Sex-Based Harassment

Sex-based harassment can take multiple forms. Harassers can be students, school staff, or even someone visiting the school, such as a student or employee from another school. Sexual harassment (including sexual violence) and gender-based harassment are forms of sex-based harassment addressed on this page.

What is Sexual Harassment?

Sexual harassment is unwelcome conduct of a sexual nature. It includes unwelcome sexual advances, requests for sexual favors, and other verbal, nonverbal, or physical conduct of a sexual nature.

What is Sexual Violence?

Sexual violence is a form of sexual harassment. Sexual violence, as OCR uses the term, refers to physical sexual acts perpetrated against a person’s will or where a person is incapable of giving consent (e.g., due to the student’s age or use of drugs or alcohol, or because an intellectual or other disability prevents the student from having the capacity to give consent). A number of different acts fall into the category of sexual violence, including rape, sexual assault, sexual battery, sexual abuse, and sexual coercion.

What is Gender-Based Harassment?

Gender-based harassment is unwelcome conduct based on a student’s actual or perceived sex.
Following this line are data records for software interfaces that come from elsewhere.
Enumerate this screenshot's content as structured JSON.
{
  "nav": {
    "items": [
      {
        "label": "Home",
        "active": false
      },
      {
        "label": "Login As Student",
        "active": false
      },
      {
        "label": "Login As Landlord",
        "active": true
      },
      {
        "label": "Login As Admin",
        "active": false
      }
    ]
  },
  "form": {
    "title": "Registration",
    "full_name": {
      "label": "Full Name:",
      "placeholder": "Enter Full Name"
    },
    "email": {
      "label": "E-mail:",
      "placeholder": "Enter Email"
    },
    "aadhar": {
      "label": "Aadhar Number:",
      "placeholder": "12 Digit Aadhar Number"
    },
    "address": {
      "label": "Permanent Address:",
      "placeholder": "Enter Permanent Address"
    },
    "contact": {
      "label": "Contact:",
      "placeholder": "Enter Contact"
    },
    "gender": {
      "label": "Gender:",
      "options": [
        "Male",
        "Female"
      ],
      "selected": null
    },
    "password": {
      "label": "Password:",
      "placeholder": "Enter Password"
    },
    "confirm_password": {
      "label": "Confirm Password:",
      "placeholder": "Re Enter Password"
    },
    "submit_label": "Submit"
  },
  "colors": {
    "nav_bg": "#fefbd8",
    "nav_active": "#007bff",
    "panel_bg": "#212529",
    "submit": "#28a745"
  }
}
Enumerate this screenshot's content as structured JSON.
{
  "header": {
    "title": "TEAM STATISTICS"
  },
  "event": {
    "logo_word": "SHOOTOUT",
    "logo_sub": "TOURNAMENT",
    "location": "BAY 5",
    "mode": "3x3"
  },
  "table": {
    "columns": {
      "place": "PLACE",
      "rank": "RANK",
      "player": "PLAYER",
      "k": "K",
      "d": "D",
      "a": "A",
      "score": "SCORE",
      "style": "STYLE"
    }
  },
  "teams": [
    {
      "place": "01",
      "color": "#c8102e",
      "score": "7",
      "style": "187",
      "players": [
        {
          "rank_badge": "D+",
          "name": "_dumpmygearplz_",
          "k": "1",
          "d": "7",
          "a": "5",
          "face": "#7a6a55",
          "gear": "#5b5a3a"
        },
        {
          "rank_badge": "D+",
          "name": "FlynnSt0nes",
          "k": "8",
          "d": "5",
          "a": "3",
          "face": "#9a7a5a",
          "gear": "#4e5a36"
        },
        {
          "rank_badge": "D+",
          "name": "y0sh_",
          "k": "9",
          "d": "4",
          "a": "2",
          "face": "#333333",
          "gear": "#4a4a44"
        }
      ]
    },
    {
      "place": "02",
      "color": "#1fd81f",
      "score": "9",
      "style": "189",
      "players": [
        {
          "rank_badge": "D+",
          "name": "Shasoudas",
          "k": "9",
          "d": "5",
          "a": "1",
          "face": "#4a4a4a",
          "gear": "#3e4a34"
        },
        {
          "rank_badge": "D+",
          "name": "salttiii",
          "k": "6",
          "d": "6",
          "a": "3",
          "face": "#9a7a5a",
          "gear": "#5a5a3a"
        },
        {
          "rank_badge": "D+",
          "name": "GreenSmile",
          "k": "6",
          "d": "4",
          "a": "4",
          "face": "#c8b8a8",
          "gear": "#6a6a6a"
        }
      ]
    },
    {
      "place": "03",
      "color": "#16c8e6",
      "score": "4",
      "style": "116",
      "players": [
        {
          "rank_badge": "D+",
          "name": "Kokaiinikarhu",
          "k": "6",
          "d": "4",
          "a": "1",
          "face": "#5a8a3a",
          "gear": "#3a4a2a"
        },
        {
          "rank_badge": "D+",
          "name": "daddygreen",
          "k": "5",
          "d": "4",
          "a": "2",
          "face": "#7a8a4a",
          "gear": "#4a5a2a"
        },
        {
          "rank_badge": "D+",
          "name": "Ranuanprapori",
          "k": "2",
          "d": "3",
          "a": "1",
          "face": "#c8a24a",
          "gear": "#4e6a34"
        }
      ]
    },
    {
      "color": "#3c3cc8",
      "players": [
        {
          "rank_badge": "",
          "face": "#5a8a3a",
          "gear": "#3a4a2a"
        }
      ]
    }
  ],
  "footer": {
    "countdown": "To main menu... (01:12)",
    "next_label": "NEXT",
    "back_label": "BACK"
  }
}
It includes slurs, taunts, stereotypes, or name-calling, as well as gender-motivated physical threats, attacks, or other hateful conduct.

Source: U.S. Dept. of Education Office for Civil Rights